I handle the 'Life' section of Forbes India. In previous lives, I was an advertising creative director, voice-over artist, RJ, TV host, web producer and content architect, freelance travel writer, columnist, and consultant to NGOs. I've been blogging since 2003, and co-founded the South-East Asia Tsunami & Earthquake and Mumbai Help blogs (which, with other similar initiatives later became the WorldWideHelp group), and the writers’ community, Caferati. I'm a keen student of collaboration and online culture. I also co-curated the Literature section of the Kala Ghoda Arts Festival from 2006 to 2012. Aside from Twitter (link below), you could also follow me on Facebook or Google+.

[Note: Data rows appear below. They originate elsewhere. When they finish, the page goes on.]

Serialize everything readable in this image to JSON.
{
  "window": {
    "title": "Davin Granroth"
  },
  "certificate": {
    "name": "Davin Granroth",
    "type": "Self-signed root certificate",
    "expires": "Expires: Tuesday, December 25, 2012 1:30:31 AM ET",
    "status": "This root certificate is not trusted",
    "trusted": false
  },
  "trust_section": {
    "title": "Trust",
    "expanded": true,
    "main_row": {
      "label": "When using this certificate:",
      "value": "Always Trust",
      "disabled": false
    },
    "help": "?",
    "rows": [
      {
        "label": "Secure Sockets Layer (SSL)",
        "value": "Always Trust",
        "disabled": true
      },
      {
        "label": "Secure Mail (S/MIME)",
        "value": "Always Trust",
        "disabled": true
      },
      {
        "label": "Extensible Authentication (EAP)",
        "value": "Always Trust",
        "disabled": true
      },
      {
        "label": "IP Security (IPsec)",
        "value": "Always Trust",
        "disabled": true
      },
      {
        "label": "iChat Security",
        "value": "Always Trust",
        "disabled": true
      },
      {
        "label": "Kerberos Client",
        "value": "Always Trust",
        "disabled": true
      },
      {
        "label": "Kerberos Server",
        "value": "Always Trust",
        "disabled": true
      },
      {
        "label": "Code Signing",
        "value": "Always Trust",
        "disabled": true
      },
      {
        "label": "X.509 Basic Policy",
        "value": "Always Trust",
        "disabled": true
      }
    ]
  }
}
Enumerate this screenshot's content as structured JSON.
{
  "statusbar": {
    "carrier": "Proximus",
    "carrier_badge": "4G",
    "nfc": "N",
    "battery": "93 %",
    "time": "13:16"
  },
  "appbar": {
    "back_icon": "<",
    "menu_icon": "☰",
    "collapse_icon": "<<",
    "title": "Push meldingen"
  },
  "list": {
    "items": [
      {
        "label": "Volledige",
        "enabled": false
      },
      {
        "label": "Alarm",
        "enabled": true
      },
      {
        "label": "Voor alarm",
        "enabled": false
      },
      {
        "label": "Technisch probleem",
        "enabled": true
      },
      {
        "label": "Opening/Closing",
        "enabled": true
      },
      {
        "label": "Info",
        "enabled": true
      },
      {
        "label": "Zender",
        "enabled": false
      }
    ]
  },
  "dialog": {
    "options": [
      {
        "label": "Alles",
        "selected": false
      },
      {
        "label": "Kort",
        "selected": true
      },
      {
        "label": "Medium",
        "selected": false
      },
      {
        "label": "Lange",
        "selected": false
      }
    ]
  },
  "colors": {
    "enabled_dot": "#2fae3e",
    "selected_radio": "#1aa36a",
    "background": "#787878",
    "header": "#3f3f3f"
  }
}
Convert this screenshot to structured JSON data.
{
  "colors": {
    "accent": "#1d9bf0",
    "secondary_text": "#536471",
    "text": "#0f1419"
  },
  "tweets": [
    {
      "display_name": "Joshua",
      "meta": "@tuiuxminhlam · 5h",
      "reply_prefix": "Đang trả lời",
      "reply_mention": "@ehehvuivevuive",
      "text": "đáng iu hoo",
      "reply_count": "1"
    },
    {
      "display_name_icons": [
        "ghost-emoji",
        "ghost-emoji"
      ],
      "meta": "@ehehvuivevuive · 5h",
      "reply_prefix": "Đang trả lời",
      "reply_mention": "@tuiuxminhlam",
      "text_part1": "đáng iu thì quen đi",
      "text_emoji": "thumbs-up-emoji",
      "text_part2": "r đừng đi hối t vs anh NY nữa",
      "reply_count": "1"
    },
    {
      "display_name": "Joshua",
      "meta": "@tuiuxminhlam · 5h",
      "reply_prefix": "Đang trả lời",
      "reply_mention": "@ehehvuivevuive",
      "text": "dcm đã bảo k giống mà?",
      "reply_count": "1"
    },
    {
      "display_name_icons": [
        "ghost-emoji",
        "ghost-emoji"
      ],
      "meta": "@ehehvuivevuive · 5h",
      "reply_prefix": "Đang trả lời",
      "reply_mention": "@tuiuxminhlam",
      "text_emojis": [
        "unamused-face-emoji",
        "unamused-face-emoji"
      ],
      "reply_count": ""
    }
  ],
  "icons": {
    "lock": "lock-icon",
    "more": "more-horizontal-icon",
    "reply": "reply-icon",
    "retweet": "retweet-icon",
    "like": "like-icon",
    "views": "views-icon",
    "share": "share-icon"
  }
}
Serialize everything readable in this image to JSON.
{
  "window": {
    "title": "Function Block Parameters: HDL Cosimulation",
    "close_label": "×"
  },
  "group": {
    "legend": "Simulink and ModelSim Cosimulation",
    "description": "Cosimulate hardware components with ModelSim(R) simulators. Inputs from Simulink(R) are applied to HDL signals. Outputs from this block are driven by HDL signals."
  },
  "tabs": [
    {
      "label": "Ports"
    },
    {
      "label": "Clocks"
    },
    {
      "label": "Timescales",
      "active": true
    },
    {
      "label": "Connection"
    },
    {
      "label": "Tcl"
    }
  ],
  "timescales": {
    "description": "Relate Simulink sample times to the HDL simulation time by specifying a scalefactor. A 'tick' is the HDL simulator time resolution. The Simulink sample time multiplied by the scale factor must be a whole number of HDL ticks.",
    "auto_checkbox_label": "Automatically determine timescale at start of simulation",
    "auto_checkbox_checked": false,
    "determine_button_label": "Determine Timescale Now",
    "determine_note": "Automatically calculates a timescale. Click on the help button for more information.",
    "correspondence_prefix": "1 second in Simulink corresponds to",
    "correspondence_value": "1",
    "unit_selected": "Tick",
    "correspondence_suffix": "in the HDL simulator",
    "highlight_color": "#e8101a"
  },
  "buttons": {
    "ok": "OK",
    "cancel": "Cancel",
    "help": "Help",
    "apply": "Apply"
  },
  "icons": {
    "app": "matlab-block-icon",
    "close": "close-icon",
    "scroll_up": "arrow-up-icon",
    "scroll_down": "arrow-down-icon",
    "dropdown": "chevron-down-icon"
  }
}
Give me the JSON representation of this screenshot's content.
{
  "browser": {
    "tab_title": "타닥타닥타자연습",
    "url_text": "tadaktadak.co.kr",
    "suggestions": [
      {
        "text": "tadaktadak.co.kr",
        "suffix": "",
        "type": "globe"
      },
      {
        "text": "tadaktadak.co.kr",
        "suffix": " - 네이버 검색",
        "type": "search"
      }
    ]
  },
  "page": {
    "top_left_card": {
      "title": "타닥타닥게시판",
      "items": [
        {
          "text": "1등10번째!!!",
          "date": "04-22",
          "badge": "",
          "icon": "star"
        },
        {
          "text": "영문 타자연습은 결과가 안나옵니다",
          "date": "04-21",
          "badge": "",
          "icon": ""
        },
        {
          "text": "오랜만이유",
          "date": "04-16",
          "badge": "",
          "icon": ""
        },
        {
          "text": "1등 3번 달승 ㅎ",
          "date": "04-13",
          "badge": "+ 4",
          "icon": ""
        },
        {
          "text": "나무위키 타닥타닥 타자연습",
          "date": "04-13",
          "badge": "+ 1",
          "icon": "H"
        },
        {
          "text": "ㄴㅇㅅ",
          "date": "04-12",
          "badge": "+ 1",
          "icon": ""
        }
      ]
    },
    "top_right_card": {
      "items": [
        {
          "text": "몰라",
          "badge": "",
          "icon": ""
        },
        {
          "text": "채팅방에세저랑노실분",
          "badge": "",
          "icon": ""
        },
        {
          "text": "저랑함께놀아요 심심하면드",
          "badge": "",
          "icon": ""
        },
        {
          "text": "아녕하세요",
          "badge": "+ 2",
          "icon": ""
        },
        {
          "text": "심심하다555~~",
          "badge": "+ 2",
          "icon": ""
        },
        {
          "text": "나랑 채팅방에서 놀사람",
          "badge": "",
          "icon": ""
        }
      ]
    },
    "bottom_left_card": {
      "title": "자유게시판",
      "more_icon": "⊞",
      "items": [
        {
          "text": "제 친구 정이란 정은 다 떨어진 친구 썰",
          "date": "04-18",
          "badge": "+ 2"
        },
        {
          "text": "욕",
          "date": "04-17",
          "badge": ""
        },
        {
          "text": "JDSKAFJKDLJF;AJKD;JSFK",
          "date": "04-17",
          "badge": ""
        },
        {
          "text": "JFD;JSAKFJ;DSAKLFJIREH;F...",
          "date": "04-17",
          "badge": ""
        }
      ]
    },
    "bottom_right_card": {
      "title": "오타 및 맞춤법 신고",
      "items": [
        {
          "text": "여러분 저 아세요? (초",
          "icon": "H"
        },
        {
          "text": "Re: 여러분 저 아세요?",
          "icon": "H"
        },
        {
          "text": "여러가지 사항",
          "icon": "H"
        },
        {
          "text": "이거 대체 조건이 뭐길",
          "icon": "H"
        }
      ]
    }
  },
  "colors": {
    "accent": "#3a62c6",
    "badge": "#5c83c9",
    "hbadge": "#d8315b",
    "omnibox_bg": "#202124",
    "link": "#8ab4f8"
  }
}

We're going to be at the Jaipur Literature Festival later this month. We'll be blogging and tweeting from there, and we hope to snag you some interviews as well. Let us know who you'd most like to hear from. Here's the schedule.
One of the events at the festival is the announcement of the winner of the DSC Prize for South Asian Literature, which, at US$ 50,000, is the richest literary prize in this part of the world. The jury — Ira Pande (chair), Dr. Alastair Niven, Dr. Fakrul Alam, Faiza S. Khan, Marie Brenner — short-listed six books:
• U.R. Ananthamurthy for Bharathipura (Oxford University Press, India, translated by Susheela Punitha)
• Chandrakanta for A Street in Srinagar (Zubaan Books, India, translated by Manisha Chaudhry)
• Usha K.R for Monkey-man (Penguin/Penguin India)
• Shehan Karunatilaka for Chinaman (Random House, India)
• Tabish Khair for The Thing About Thugs (Fourth Estate / HarperCollins-India)
• Kavery Nambisan for The Story that Must Not Be Told (Viking / Penguin India)
(More about the books and authors here.)
Who would you wager on? Leave your votes in the comments.